A couple of recent cases indicate that simply because a pesticide is registered doesn't mean that the pesticide might be misbranded. Generally, the Federal Insecticide, Fungicide and Rodenticide Act (FIFRA) provides that once the Environmental Protection Agency (EPA) registers a pesticide and approves its label, state label-based claims are preempted. However, that doesn't mean that the pesticide might be mislabeled. In one recent case, the court (among other things) determined that the plaintiffs’ “warning-based” claims couched in negligence and strict liability failure to warn were not preempted by FIFRA. The court noted that state-law labeling claims are not preempted if they don’t impose any requirement that is different or beyond what federal law requires, and that the plaintiffs’ claims in the case were consistent with FIFRA’s labeling requirements. That was the case, the court noted, because the plaintiffs’ claim was that the defendant’s existing label (the one used from 1995-2004) was misbranded in that it mispresented the safety of the pesticide and was an inadequate warning. The case is Sheppard v. Monsanto Co., NO. 16-00043 JMS-RLP, 2016 U.S. Dist. LEXIS 84348 (D. Haw. Jun. 29, 2016).
In a California case decided a few days later, the plaintiff claimed that she that she developed cancer as a result of the use of the defendant’s pesticide glyphosate (commonly known as “Roundup”) for agricultural and non-agricultural purposes. She sued the defendant on the basis that the defendant failed to warn of the “carcinogenic nature of glyphosate” and was injured as a result. The plaintiff also sued under theories of strict liability, negligence and breach of implied and express warranties. The EPA had, before plaintiff’s use of pesticide, approved the product and the product label and had found that glyphosate is not carcinogenic to humans. The defendant claimed that the plaintiff’s claims were preempted by FIFRA. However, the court determined that a registered pesticide can still be found to be misbranded and in violation of FIFRA. Misbranding, the court pointed out, means that the label contains insufficient directions, warnings or cautionary statements to be “adequate to protect health.” It wasn't enough that the EPA had "unoficially" determined that glyphosate was not carcinogenic. Such determination did not involve any final action of the EPA that had the force of law addressing the issue of misbranding.

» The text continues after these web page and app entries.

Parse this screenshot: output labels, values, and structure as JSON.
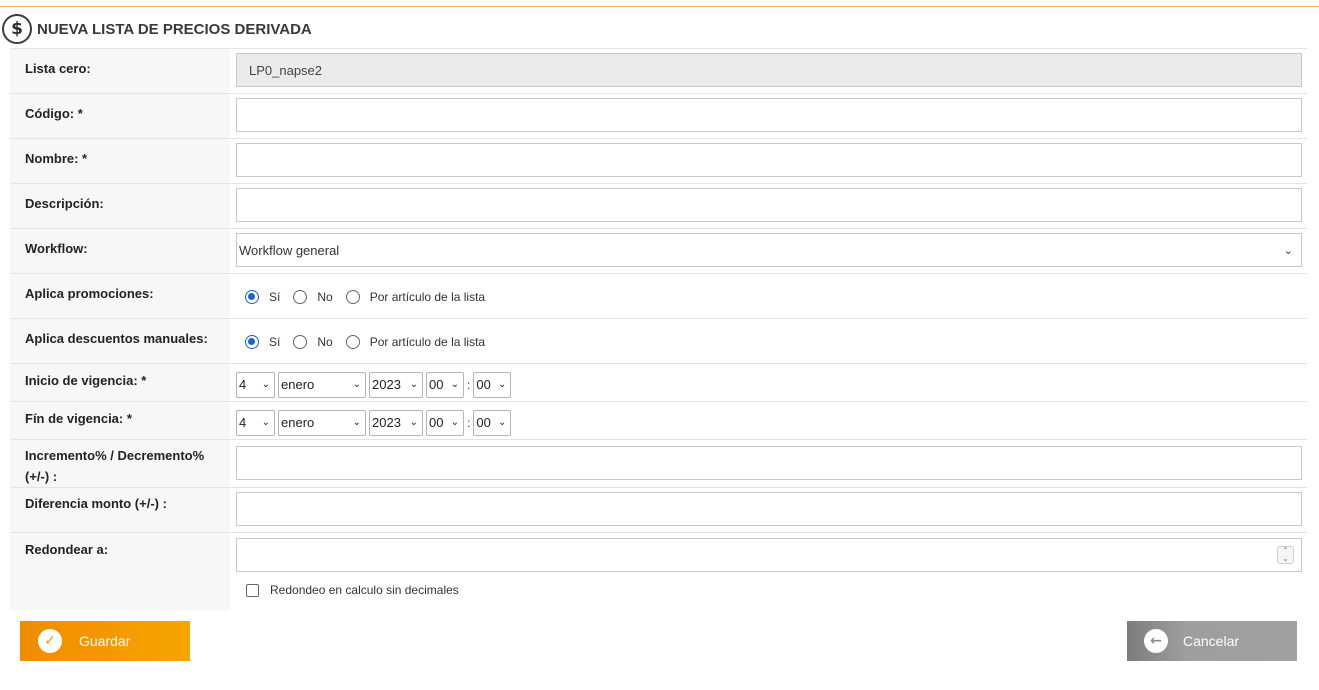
{
  "header": {
    "title": "NUEVA LISTA DE PRECIOS DERIVADA",
    "icon": "dollar-icon",
    "icon_glyph": "$"
  },
  "form": {
    "lista_cero": {
      "label": "Lista cero:",
      "value": "LP0_napse2"
    },
    "codigo": {
      "label": "Código: *",
      "value": ""
    },
    "nombre": {
      "label": "Nombre: *",
      "value": ""
    },
    "descripcion": {
      "label": "Descripción:",
      "value": ""
    },
    "workflow": {
      "label": "Workflow:",
      "value": "Workflow general"
    },
    "aplica_promociones": {
      "label": "Aplica promociones:",
      "options": [
        "Sí",
        "No",
        "Por artículo de la lista"
      ],
      "selected": "Sí"
    },
    "aplica_descuentos": {
      "label": "Aplica descuentos manuales:",
      "options": [
        "Sí",
        "No",
        "Por artículo de la lista"
      ],
      "selected": "Sí"
    },
    "inicio_vigencia": {
      "label": "Inicio de vigencia: *",
      "day": "4",
      "month": "enero",
      "year": "2023",
      "hour": "00",
      "minute": "00"
    },
    "fin_vigencia": {
      "label": "Fín de vigencia: *",
      "day": "4",
      "month": "enero",
      "year": "2023",
      "hour": "00",
      "minute": "00"
    },
    "incremento": {
      "label": "Incremento% / Decremento% (+/-) :",
      "value": ""
    },
    "diferencia_monto": {
      "label": "Diferencia monto (+/-) :",
      "value": ""
    },
    "redondear": {
      "label": "Redondear a:",
      "value": "",
      "checkbox_label": "Redondeo en calculo sin decimales",
      "checkbox_checked": false
    }
  },
  "buttons": {
    "save": "Guardar",
    "cancel": "Cancelar"
  },
  "colors": {
    "accent": "#f29300",
    "radio": "#1a66d0",
    "cancel": "#9e9e9e"
  }
}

As such, the court determined, because FIFRA does not deem a registration of a pesticide to be conclusive as to whether a pesticide is misbranded (7 U.S.C. §136(a)(f)(2)), and because the defendant did not provide sufficient evidence to establish that glyphosate was not misbranded, state requirements that a pesticide not be misbranded were not preempted by FIFRA. The case is Mendoza v. Monsanto Company, No. 1:16-cv-00406-DAD-SMS, 2016 U.S. Dist. LEXIS 89003 (E.D. Cal. Jul. 8, 2016).